----- DATASET RECORDS -----
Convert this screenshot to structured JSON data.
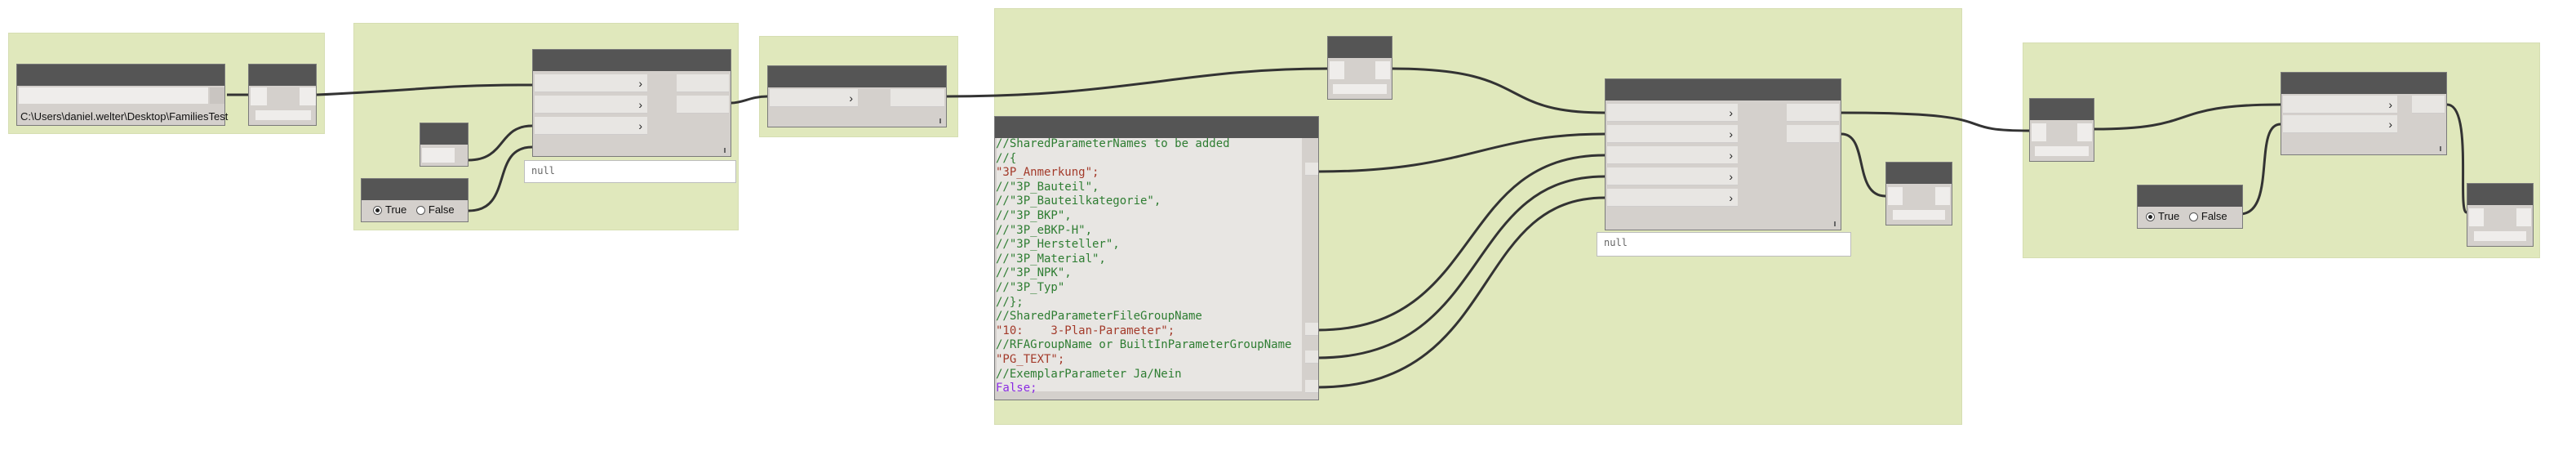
{
  "colors": {
    "canvas": "#ffffff",
    "group": "#e0e8bc",
    "node_header": "#555555",
    "node_body": "#d4d0cc",
    "wire": "#333333",
    "comment": "#2e7d32",
    "string": "#a33a2a",
    "keyword": "#8a2be2"
  },
  "path_input": {
    "value": "C:\\Users\\daniel.welter\\Desktop\\FamiliesTest"
  },
  "boolean_toggles": [
    {
      "true_label": "True",
      "false_label": "False",
      "selected": "True"
    },
    {
      "true_label": "True",
      "false_label": "False",
      "selected": "True"
    }
  ],
  "watch_previews": [
    {
      "value": "null"
    },
    {
      "value": "null"
    }
  ],
  "code_block": {
    "lines": [
      {
        "text": "//SharedParameterNames to be added",
        "kind": "comment"
      },
      {
        "text": "//{",
        "kind": "comment"
      },
      {
        "text": "\"3P_Anmerkung\";",
        "kind": "string"
      },
      {
        "text": "//\"3P_Bauteil\",",
        "kind": "comment"
      },
      {
        "text": "//\"3P_Bauteilkategorie\",",
        "kind": "comment"
      },
      {
        "text": "//\"3P_BKP\",",
        "kind": "comment"
      },
      {
        "text": "//\"3P_eBKP-H\",",
        "kind": "comment"
      },
      {
        "text": "//\"3P_Hersteller\",",
        "kind": "comment"
      },
      {
        "text": "//\"3P_Material\",",
        "kind": "comment"
      },
      {
        "text": "//\"3P_NPK\",",
        "kind": "comment"
      },
      {
        "text": "//\"3P_Typ\"",
        "kind": "comment"
      },
      {
        "text": "//};",
        "kind": "comment"
      },
      {
        "text": "//SharedParameterFileGroupName",
        "kind": "comment"
      },
      {
        "text": "\"10:    3-Plan-Parameter\";",
        "kind": "string"
      },
      {
        "text": "//RFAGroupName or BuiltInParameterGroupName",
        "kind": "comment"
      },
      {
        "text": "\"PG_TEXT\";",
        "kind": "string"
      },
      {
        "text": "//ExemplarParameter Ja/Nein",
        "kind": "comment"
      },
      {
        "text": "False;",
        "kind": "keyword"
      }
    ]
  }
}
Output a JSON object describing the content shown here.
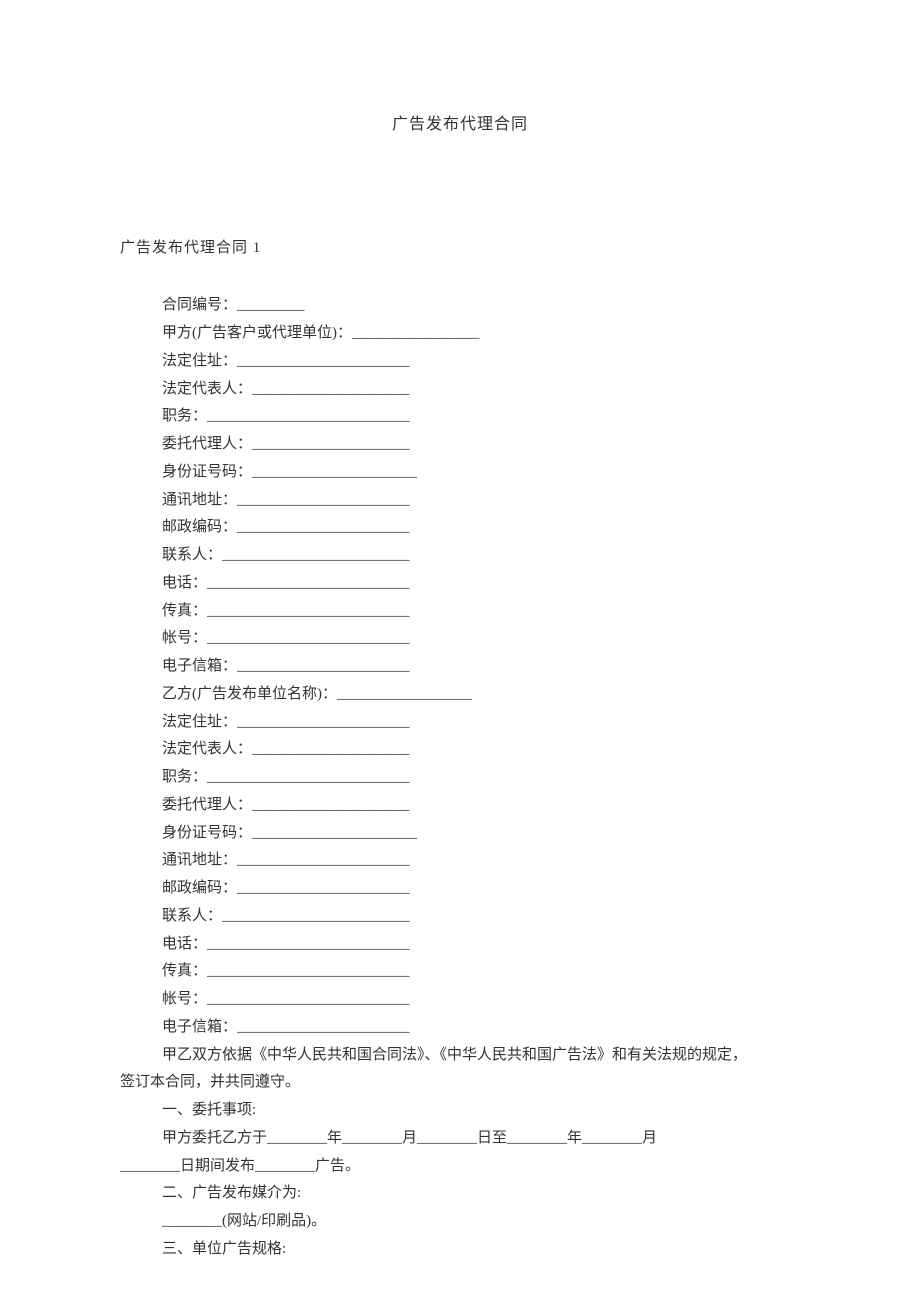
{
  "title": "广告发布代理合同",
  "section_head": "广告发布代理合同 1",
  "lines": {
    "l0": "合同编号：_________",
    "l1": "甲方(广告客户或代理单位)：_________________",
    "l2": "法定住址：_______________________",
    "l3": "法定代表人：_____________________",
    "l4": "职务：___________________________",
    "l5": "委托代理人：_____________________",
    "l6": "身份证号码：______________________",
    "l7": "通讯地址：_______________________",
    "l8": "邮政编码：_______________________",
    "l9": "联系人：_________________________",
    "l10": "电话：___________________________",
    "l11": "传真：___________________________",
    "l12": "帐号：___________________________",
    "l13": "电子信箱：_______________________",
    "l14": "乙方(广告发布单位名称)：__________________",
    "l15": "法定住址：_______________________",
    "l16": "法定代表人：_____________________",
    "l17": "职务：___________________________",
    "l18": "委托代理人：_____________________",
    "l19": "身份证号码：______________________",
    "l20": "通讯地址：_______________________",
    "l21": "邮政编码：_______________________",
    "l22": "联系人：_________________________",
    "l23": "电话：___________________________",
    "l24": "传真：___________________________",
    "l25": "帐号：___________________________",
    "l26": "电子信箱：_______________________"
  },
  "para1a": "甲乙双方依据《中华人民共和国合同法》、《中华人民共和国广告法》和有关法规的规定，",
  "para1b": "签订本合同，并共同遵守。",
  "para2": "一、委托事项:",
  "para3a": "甲方委托乙方于________年________月________日至________年________月",
  "para3b": "________日期间发布________广告。",
  "para4": "二、广告发布媒介为:",
  "para5": "________(网站/印刷品)。",
  "para6": "三、单位广告规格:"
}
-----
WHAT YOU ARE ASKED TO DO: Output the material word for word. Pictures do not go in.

RESPONSE FOR THIS EXERCISE:
Convert this screenshot to structured JSON data.
{
  "colors": {
    "canvas": "#ffffff",
    "group": "#e0e8bc",
    "node_header": "#555555",
    "node_body": "#d4d0cc",
    "wire": "#333333",
    "comment": "#2e7d32",
    "string": "#a33a2a",
    "keyword": "#8a2be2"
  },
  "path_input": {
    "value": "C:\\Users\\daniel.welter\\Desktop\\FamiliesTest"
  },
  "boolean_toggles": [
    {
      "true_label": "True",
      "false_label": "False",
      "selected": "True"
    },
    {
      "true_label": "True",
      "false_label": "False",
      "selected": "True"
    }
  ],
  "watch_previews": [
    {
      "value": "null"
    },
    {
      "value": "null"
    }
  ],
  "code_block": {
    "lines": [
      {
        "text": "//SharedParameterNames to be added",
        "kind": "comment"
      },
      {
        "text": "//{",
        "kind": "comment"
      },
      {
        "text": "\"3P_Anmerkung\";",
        "kind": "string"
      },
      {
        "text": "//\"3P_Bauteil\",",
        "kind": "comment"
      },
      {
        "text": "//\"3P_Bauteilkategorie\",",
        "kind": "comment"
      },
      {
        "text": "//\"3P_BKP\",",
        "kind": "comment"
      },
      {
        "text": "//\"3P_eBKP-H\",",
        "kind": "comment"
      },
      {
        "text": "//\"3P_Hersteller\",",
        "kind": "comment"
      },
      {
        "text": "//\"3P_Material\",",
        "kind": "comment"
      },
      {
        "text": "//\"3P_NPK\",",
        "kind": "comment"
      },
      {
        "text": "//\"3P_Typ\"",
        "kind": "comment"
      },
      {
        "text": "//};",
        "kind": "comment"
      },
      {
        "text": "//SharedParameterFileGroupName",
        "kind": "comment"
      },
      {
        "text": "\"10:    3-Plan-Parameter\";",
        "kind": "string"
      },
      {
        "text": "//RFAGroupName or BuiltInParameterGroupName",
        "kind": "comment"
      },
      {
        "text": "\"PG_TEXT\";",
        "kind": "string"
      },
      {
        "text": "//ExemplarParameter Ja/Nein",
        "kind": "comment"
      },
      {
        "text": "False;",
        "kind": "keyword"
      }
    ]
  }
}
Output a JSON object describing the content shown here.
{
  "title": "广告发布代理合同",
  "section_head": "广告发布代理合同 1",
  "lines": {
    "l0": "合同编号：_________",
    "l1": "甲方(广告客户或代理单位)：_________________",
    "l2": "法定住址：_______________________",
    "l3": "法定代表人：_____________________",
    "l4": "职务：___________________________",
    "l5": "委托代理人：_____________________",
    "l6": "身份证号码：______________________",
    "l7": "通讯地址：_______________________",
    "l8": "邮政编码：_______________________",
    "l9": "联系人：_________________________",
    "l10": "电话：___________________________",
    "l11": "传真：___________________________",
    "l12": "帐号：___________________________",
    "l13": "电子信箱：_______________________",
    "l14": "乙方(广告发布单位名称)：__________________",
    "l15": "法定住址：_______________________",
    "l16": "法定代表人：_____________________",
    "l17": "职务：___________________________",
    "l18": "委托代理人：_____________________",
    "l19": "身份证号码：______________________",
    "l20": "通讯地址：_______________________",
    "l21": "邮政编码：_______________________",
    "l22": "联系人：_________________________",
    "l23": "电话：___________________________",
    "l24": "传真：___________________________",
    "l25": "帐号：___________________________",
    "l26": "电子信箱：_______________________"
  },
  "para1a": "甲乙双方依据《中华人民共和国合同法》、《中华人民共和国广告法》和有关法规的规定，",
  "para1b": "签订本合同，并共同遵守。",
  "para2": "一、委托事项:",
  "para3a": "甲方委托乙方于________年________月________日至________年________月",
  "para3b": "________日期间发布________广告。",
  "para4": "二、广告发布媒介为:",
  "para5": "________(网站/印刷品)。",
  "para6": "三、单位广告规格:"
}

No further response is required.